Brief :: Without the pictures, output the records below word for word.

Provided material ::
>>>>>

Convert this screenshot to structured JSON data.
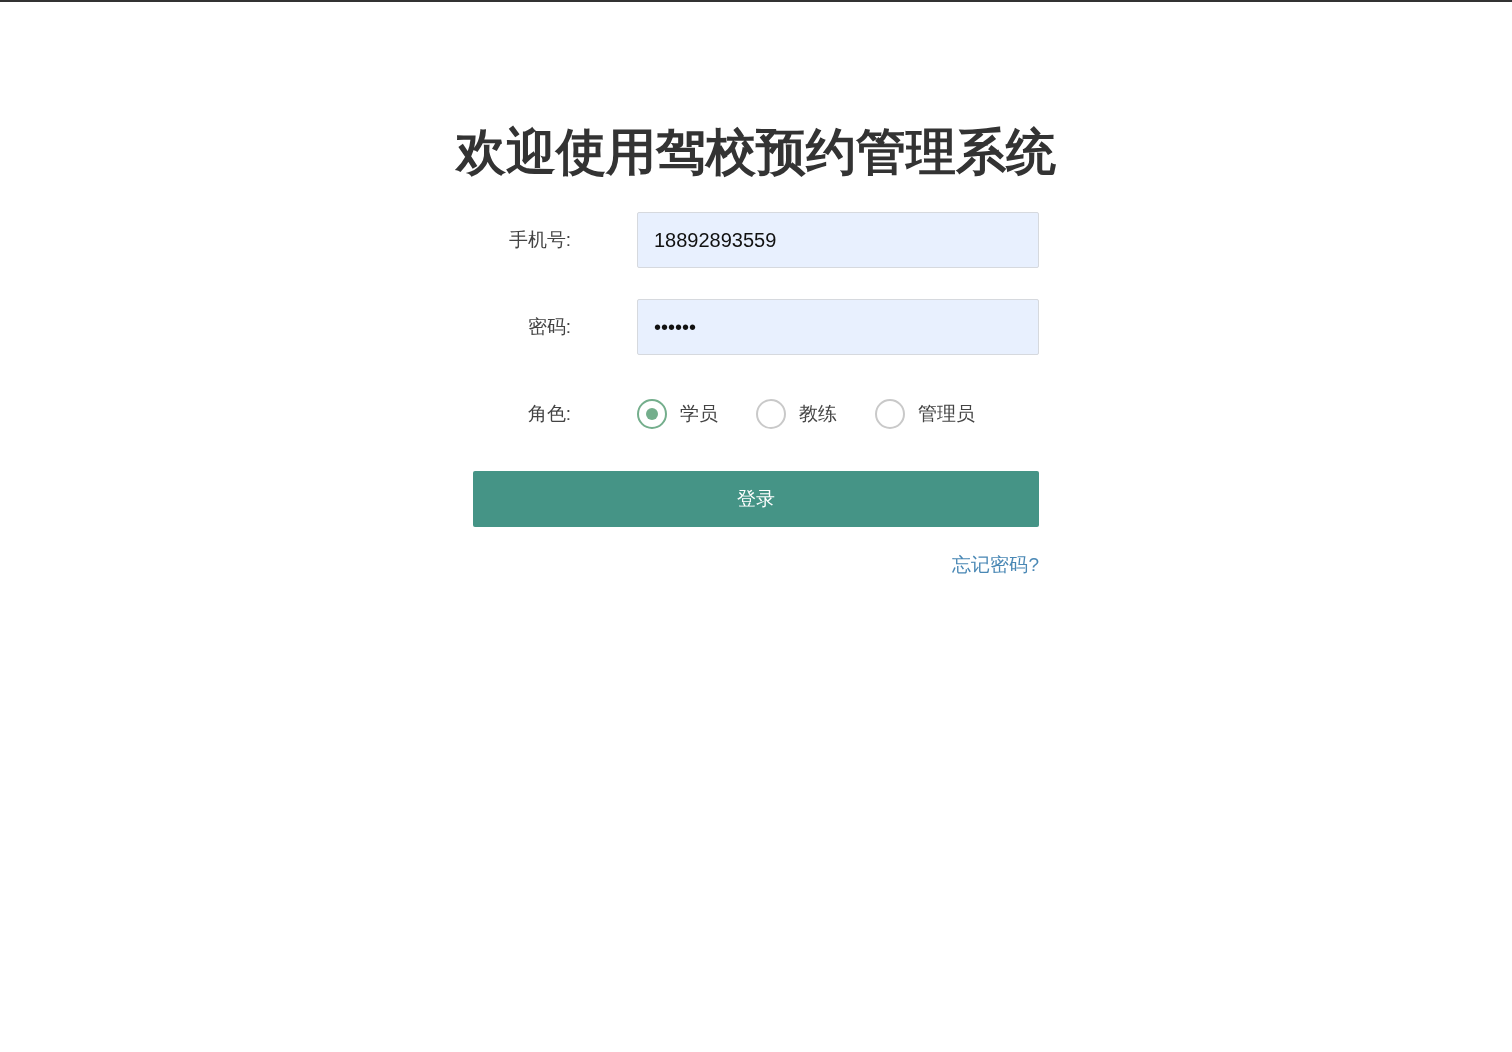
{
  "title": "欢迎使用驾校预约管理系统",
  "fields": [
    {
      "label": "手机号:",
      "value": "18892893559"
    },
    {
      "label": "密码:",
      "value": "••••••"
    }
  ],
  "role": {
    "label": "角色:",
    "options": [
      {
        "label": "学员",
        "selected": true
      },
      {
        "label": "教练",
        "selected": false
      },
      {
        "label": "管理员",
        "selected": false
      }
    ]
  },
  "login_button": "登录",
  "forgot_link": "忘记密码?"
}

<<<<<

Your solution ::
Convert this screenshot to structured JSON data.
{
  "title": "欢迎使用驾校预约管理系统",
  "fields": [
    {
      "label": "手机号:",
      "value": "18892893559"
    },
    {
      "label": "密码:",
      "value": "••••••"
    }
  ],
  "role": {
    "label": "角色:",
    "options": [
      {
        "label": "学员",
        "selected": true
      },
      {
        "label": "教练",
        "selected": false
      },
      {
        "label": "管理员",
        "selected": false
      }
    ]
  },
  "login_button": "登录",
  "forgot_link": "忘记密码?"
}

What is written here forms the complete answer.